#### Exercise goal:
Give the number of lines in the data that hold the string "Word". Nothing else is needed.

══════════

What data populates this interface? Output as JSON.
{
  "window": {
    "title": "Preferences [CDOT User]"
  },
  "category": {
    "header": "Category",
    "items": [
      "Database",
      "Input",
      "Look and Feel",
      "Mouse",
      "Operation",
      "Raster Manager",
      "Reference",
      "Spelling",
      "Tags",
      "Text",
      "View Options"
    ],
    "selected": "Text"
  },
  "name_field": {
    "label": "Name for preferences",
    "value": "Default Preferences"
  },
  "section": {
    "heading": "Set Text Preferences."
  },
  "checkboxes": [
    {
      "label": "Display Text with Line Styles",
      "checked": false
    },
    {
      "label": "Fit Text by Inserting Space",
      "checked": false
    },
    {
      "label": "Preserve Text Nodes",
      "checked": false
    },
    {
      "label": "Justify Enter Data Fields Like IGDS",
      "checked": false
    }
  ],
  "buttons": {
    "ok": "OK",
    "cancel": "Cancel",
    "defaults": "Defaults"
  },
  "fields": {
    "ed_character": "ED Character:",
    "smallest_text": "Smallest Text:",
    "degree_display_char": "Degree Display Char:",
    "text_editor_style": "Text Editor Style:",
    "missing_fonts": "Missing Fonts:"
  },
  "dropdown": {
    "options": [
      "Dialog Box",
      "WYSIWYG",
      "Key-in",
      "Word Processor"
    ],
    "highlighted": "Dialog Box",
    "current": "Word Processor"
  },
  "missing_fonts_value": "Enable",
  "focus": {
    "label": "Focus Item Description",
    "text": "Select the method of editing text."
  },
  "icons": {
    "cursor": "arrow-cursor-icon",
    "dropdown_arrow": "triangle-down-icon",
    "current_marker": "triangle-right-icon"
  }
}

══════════

#### Written answer:
2